When a coworker leaves, it’s generally big news. This might be because the person was loved or hated by everyone in the office, or it might just signal changes at the company. Either way, it’s bound to get people talking, but as San Francisco-based researcher and user-experience designer Meg Dickey-Kurdziolek writes in a post for Daily Muse, it’s a time for action. Specifically, she says, there are “3 Things to Do Every Time a Coworker Leaves.” Read on to see how she suggests handling exits from your workplace.

1. Get to Know the Person’s Role — When people give their two-weeks notice, they tend to check out and not do a whole lot of work. But as Dickey-Kurdziolek writes, you should try get a sense of their responsibilities and gauge how far they’ve gotten on unfinished projects. After all, some of that work might fall to you. Even if it doesn’t, you might be in a position to jump in and pick up some of the slack. Talk to the person, find out what he or she does, and take good notes. “If you work quickly,” Dickey-Kurdziolek writes, “you may be able to become the defacto domain expert, impress your boss, and claim those projects for your own.”

2. Write a LinkedIn Endorsement — If you’ve enjoyed working with this person, let him or her know with a thoughtful LinkedIn testimonial. This is especially important if the individual has been laid off. It could be the confidence boost they need to get back on their feet, and at some point, they might repay the favor. Speaking of which, Dickey-Kurdziolek suggests asking for an endorsement in return. After all, you never know when you’ll be looking for a job.
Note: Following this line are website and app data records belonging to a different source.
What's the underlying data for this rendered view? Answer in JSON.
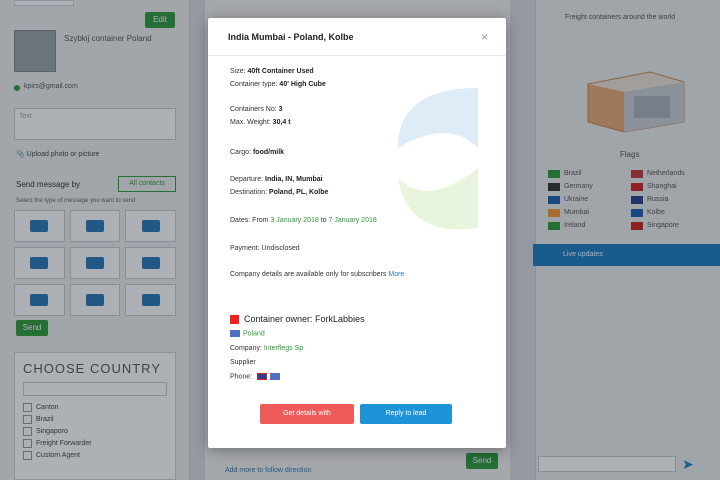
{
  "modal": {
    "title": "India Mumbai - Poland, Kolbe",
    "close_glyph": "×",
    "size_label": "Size",
    "size_value": "40ft Container Used",
    "container_type_label": "Container type",
    "container_type_value": "40' High Cube",
    "containers_label": "Containers No",
    "containers_value": "3",
    "weight_label": "Max. Weight",
    "weight_value": "30,4 t",
    "cargo_label": "Cargo",
    "cargo_value": "food/milk",
    "departure_label": "Departure",
    "departure_value": "India, IN, Mumbai",
    "destination_label": "Destination",
    "destination_value": "Poland, PL, Kolbe",
    "dates_prefix": "Dates: From",
    "date_from": "3 January 2018",
    "dates_mid": "to",
    "date_to": "7 January 2018",
    "status": "Payment: Undisclosed",
    "note_text": "Company details are available only for subscribers",
    "note_link": "More",
    "cancel_title": "Container owner: ForkLabbies",
    "country": "Poland",
    "company_label": "Company",
    "company_value": "Interflegs Sp",
    "supplier_label": "Supplier",
    "phone_label": "Phone",
    "btn_red": "Get details with",
    "btn_blue": "Reply to lead"
  },
  "left": {
    "top_btn": "Edit",
    "profile_name": "Szybkij container Poland",
    "email": "kpirs@gmail.com",
    "textarea_placeholder": "Text",
    "upload_label": "Upload photo or picture",
    "send_label": "Send message by",
    "send_toggle": "All contacts",
    "select_hint": "Select the type of message you want to send",
    "send_btn": "Send",
    "choose_title": "CHOOSE COUNTRY",
    "countries": [
      "Canton",
      "Brazil",
      "Singaporo",
      "Freight Forwarder",
      "Custom Agent"
    ]
  },
  "middle": {
    "bottom_link": "Add more to follow direction",
    "bottom_btn": "Send"
  },
  "right": {
    "map_title": "Freight containers around the world",
    "flags_title": "Flags",
    "flags": [
      {
        "name": "Brazil",
        "color": "#2e9b3d"
      },
      {
        "name": "Netherlands",
        "color": "#c23a3a"
      },
      {
        "name": "Germany",
        "color": "#333333"
      },
      {
        "name": "Shanghai",
        "color": "#d22222"
      },
      {
        "name": "Ukraine",
        "color": "#1d5fb5"
      },
      {
        "name": "Russia",
        "color": "#2c3e8f"
      },
      {
        "name": "Mumbai",
        "color": "#f09a33"
      },
      {
        "name": "Kolbe",
        "color": "#1d5fb5"
      },
      {
        "name": "Ireland",
        "color": "#2e9b3d"
      },
      {
        "name": "Singapore",
        "color": "#d22222"
      }
    ],
    "bar_label": "Live updates"
  }
}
3. Take ’em to Lunch — Your office will probably throw a little goodbye party in the break room, but if possible, invite the outgoing individual to lunch. You’ll get the inside scoop on why they’re really leaving, and that’ll help you get a richer picture of office culture. Did they get passed up for a promotion? Are they hip to upcoming changes no one knows about? Here’s a way to find out.